Perhaps the best way for the critically acclaimed FX drama “Lights Out” to grab some Emmy love would be to put it in the miniseries category.
“What we created was a great miniseries. Not our intention, but it had a three-act structure for the season, so at least it doesn’t end in the middle of a sentence,” says showrunner Warren Leight of his canceled series. “But we would have liked to explore these characters for at least another season.”
“Lights Out” was one of several quality TV series joining the ranks of single-season skeins. This year, seemingly as much as any in recent history, worthwhile shows that garnered considerable critical acclaim were canceled in their first season, including two of Shawn Ryan’s series, “Terriers” (FX) and “The Chicago Code” (Fox), along with “Lights Out,” “Rubicon” (AMC) and even two-episode wonder “Lone Star,” (Fox) which hit the must-see list of almost every TV critic in the country a year ago.
Just because viewers didn’t reward the excellent work, doesn’t mean Emmy voters can’t, though it has been a while since Emmy has showered adoration on a one-and-done. Aaron Sorkin’s “Studio 60 on the Sunset Strip” garnered five Emmy noms in 2007 — topping “Friday Night Lights” and “Dexter” that year.
“My So-Called Life” lasted a mere season in 1994-95, yet Claire Danes got the nod for a well-deserved performance. And the series received noms for writing and direction. Despite getting expelled in its freshman year, “Freaks and Geeks” received three Emmy noms in 2000, including a double nod to creator Paul Feig for writing. It won for casting.
Most agree artistic quality and popularity are, quite often, two different things. FX chief John Landgraf even took the groundbreaking step of doing a conference call with TV critics to explain why he canceled the top-notch but barely watched “Terriers.”
So there’s no reason why Emmy shouldn’t consider shows or the talent involved with them just because they didn’t draw an audience.
“I think if people are legitimately looking at performances, they have to look at Holt McCallany. He carried that show on his back with both a physicality and vulnerability,” says Leight, who praised the work of all the actors on his show. “Had the show been a hit, he clearly would be on the short list for leading actor.”
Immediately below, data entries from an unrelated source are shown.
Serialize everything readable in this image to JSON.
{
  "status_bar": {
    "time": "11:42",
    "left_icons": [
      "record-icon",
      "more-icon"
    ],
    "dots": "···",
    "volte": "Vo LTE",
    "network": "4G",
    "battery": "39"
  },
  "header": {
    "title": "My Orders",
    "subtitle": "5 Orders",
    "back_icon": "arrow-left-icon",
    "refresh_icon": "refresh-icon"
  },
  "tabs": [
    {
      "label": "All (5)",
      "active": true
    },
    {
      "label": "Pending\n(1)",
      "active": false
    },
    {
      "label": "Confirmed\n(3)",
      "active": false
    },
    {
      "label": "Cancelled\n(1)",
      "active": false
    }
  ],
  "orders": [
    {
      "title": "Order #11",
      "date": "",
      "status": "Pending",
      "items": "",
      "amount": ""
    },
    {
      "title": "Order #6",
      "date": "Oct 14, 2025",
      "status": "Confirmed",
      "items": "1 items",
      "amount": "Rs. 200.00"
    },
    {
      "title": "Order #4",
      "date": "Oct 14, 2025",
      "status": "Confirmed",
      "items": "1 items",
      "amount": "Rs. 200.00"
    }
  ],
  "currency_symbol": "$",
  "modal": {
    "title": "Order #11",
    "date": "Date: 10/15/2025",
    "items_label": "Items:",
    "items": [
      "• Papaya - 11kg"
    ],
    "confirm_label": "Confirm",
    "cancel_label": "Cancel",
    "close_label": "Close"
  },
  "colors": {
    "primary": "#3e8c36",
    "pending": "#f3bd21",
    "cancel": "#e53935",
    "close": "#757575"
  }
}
USA Today TV critic Robert Bianco says it was easier to stand behind the concept of awarding Emmy noms to one-season wonders back when networks had to draw a large audience in order to survive. With cable, series don’t need to have a huge audience to survive.
And he noted while James Wolk did wonderful work on “Lone Star,” there are only two episodes in which to judge his performance in a lead role.
“There are so many good dramas getting renewed, it’s hard to get attention,” Bianco says. “Donal Logue was wonderful in ‘Terriers,’ but he’s up against people from ‘Boardwalk Empire,’ ‘The Killing,’ … the list goes on. Unfortunately, this is a business, and with so many good dramas getting renewed, getting attention for a show no one watched and vanished quickly won’t be easy.”
Ryan says Emmy voters will vote for the shows they watched, and with his series “Terriers,” he doesn’t expect to get any Emmy recognition because of the low ratings.
“I can walk away with the critical acclaim. What would have hurt was if not only had the audience rejected it, but that people who watch TV said it was not good,” Ryan says. “I would like it to be remembered by small but fiercely loyal devotees who think it is just great.”
While Leight hopes Emmy voters might remember some of the great performances from his actors, he says maybe it’s time for a new category.
“There should be an award for shows like ‘Terriers,’ ‘Rubicon’ and ours,” Leight says. “How about a Deserved Better Award?”
TV diversity more apparent in stars than stories | ‘Modern Family’ spark seen at table read | Broadcast nets hang tough at Emmys | Emmy host with the most is a ghost | Returning Emmy contenders | Brilliant but canceled, still nominated? | Product integration finds TV comfort zone | Cult faves make pass at Emmy end zone